■ Task prompt ■
Every line below is to be copied exactly, with the pictures left out.

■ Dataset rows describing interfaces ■
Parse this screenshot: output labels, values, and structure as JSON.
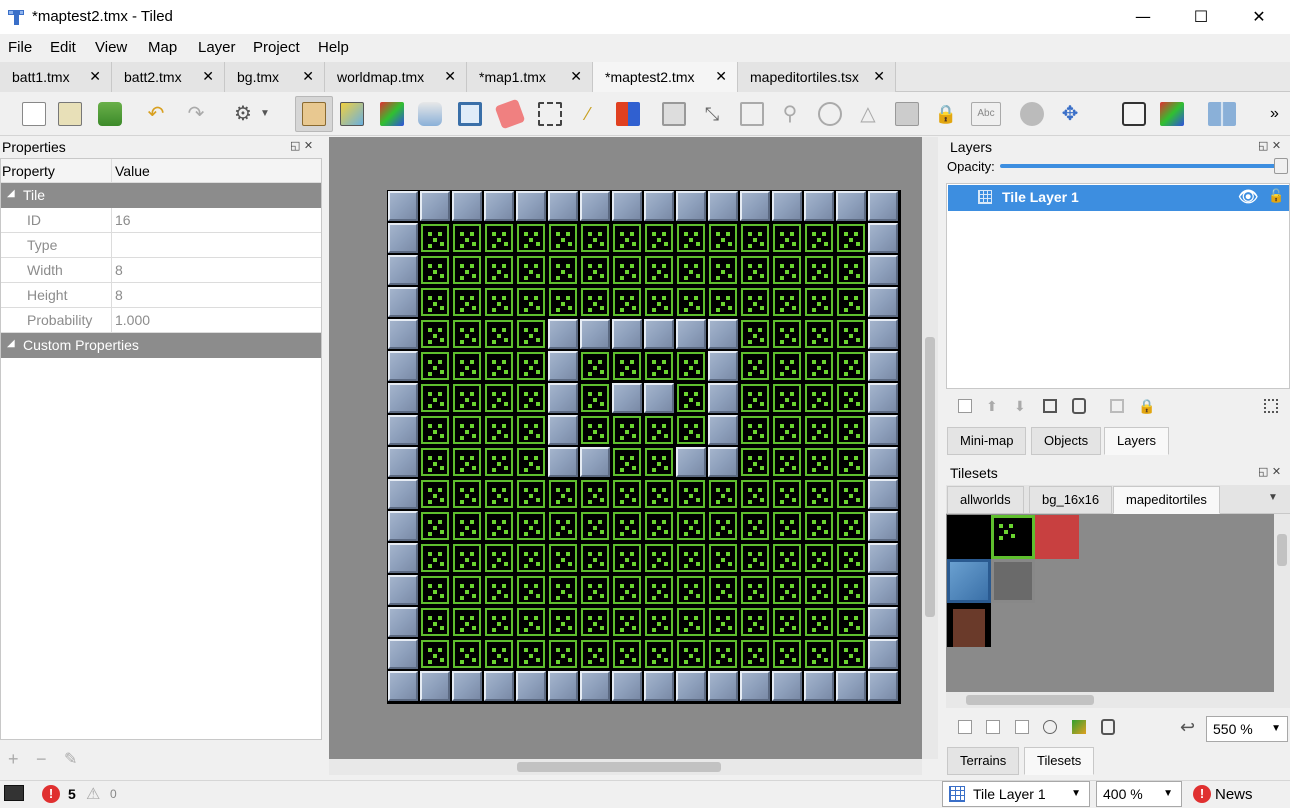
{
  "window": {
    "title": "*maptest2.tmx - Tiled",
    "minimize": "—",
    "maximize": "☐",
    "close": "✕"
  },
  "menu": [
    "File",
    "Edit",
    "View",
    "Map",
    "Layer",
    "Project",
    "Help"
  ],
  "tabs": [
    "batt1.tmx",
    "batt2.tmx",
    "bg.tmx",
    "worldmap.tmx",
    "*map1.tmx",
    "*maptest2.tmx",
    "mapeditortiles.tsx"
  ],
  "active_tab": "*maptest2.tmx",
  "toolbar": {
    "overflow": "»"
  },
  "properties": {
    "title": "Properties",
    "col_property": "Property",
    "col_value": "Value",
    "group_tile": "Tile",
    "rows": [
      {
        "key": "ID",
        "value": "16"
      },
      {
        "key": "Type",
        "value": ""
      },
      {
        "key": "Width",
        "value": "8"
      },
      {
        "key": "Height",
        "value": "8"
      },
      {
        "key": "Probability",
        "value": "1.000"
      }
    ],
    "group_custom": "Custom Properties"
  },
  "layers_panel": {
    "title": "Layers",
    "opacity_label": "Opacity:",
    "opacity": 1.0,
    "layer_name": "Tile Layer 1",
    "tabs": [
      "Mini-map",
      "Objects",
      "Layers"
    ],
    "active_tab": "Layers"
  },
  "tilesets_panel": {
    "title": "Tilesets",
    "tabs": [
      "allworlds",
      "bg_16x16",
      "mapeditortiles"
    ],
    "active_tab": "mapeditortiles",
    "zoom": "550 %",
    "bottom_tabs": [
      "Terrains",
      "Tilesets"
    ],
    "active_bottom_tab": "Tilesets"
  },
  "status": {
    "errors": "5",
    "warnings": "0",
    "layer_combo": "Tile Layer 1",
    "zoom_combo": "400 %",
    "news": "News"
  },
  "colors": {
    "accent": "#3d8ee0",
    "grass": "#5fbf2e",
    "wall": "#8ea0bc",
    "error": "#e03030"
  }
}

■ Output of the exercise ■
Parse this screenshot: output labels, values, and structure as JSON.
{
  "window": {
    "title": "*maptest2.tmx - Tiled",
    "minimize": "—",
    "maximize": "☐",
    "close": "✕"
  },
  "menu": [
    "File",
    "Edit",
    "View",
    "Map",
    "Layer",
    "Project",
    "Help"
  ],
  "tabs": [
    "batt1.tmx",
    "batt2.tmx",
    "bg.tmx",
    "worldmap.tmx",
    "*map1.tmx",
    "*maptest2.tmx",
    "mapeditortiles.tsx"
  ],
  "active_tab": "*maptest2.tmx",
  "toolbar": {
    "overflow": "»"
  },
  "properties": {
    "title": "Properties",
    "col_property": "Property",
    "col_value": "Value",
    "group_tile": "Tile",
    "rows": [
      {
        "key": "ID",
        "value": "16"
      },
      {
        "key": "Type",
        "value": ""
      },
      {
        "key": "Width",
        "value": "8"
      },
      {
        "key": "Height",
        "value": "8"
      },
      {
        "key": "Probability",
        "value": "1.000"
      }
    ],
    "group_custom": "Custom Properties"
  },
  "layers_panel": {
    "title": "Layers",
    "opacity_label": "Opacity:",
    "opacity": 1.0,
    "layer_name": "Tile Layer 1",
    "tabs": [
      "Mini-map",
      "Objects",
      "Layers"
    ],
    "active_tab": "Layers"
  },
  "tilesets_panel": {
    "title": "Tilesets",
    "tabs": [
      "allworlds",
      "bg_16x16",
      "mapeditortiles"
    ],
    "active_tab": "mapeditortiles",
    "zoom": "550 %",
    "bottom_tabs": [
      "Terrains",
      "Tilesets"
    ],
    "active_bottom_tab": "Tilesets"
  },
  "status": {
    "errors": "5",
    "warnings": "0",
    "layer_combo": "Tile Layer 1",
    "zoom_combo": "400 %",
    "news": "News"
  },
  "colors": {
    "accent": "#3d8ee0",
    "grass": "#5fbf2e",
    "wall": "#8ea0bc",
    "error": "#e03030"
  }
}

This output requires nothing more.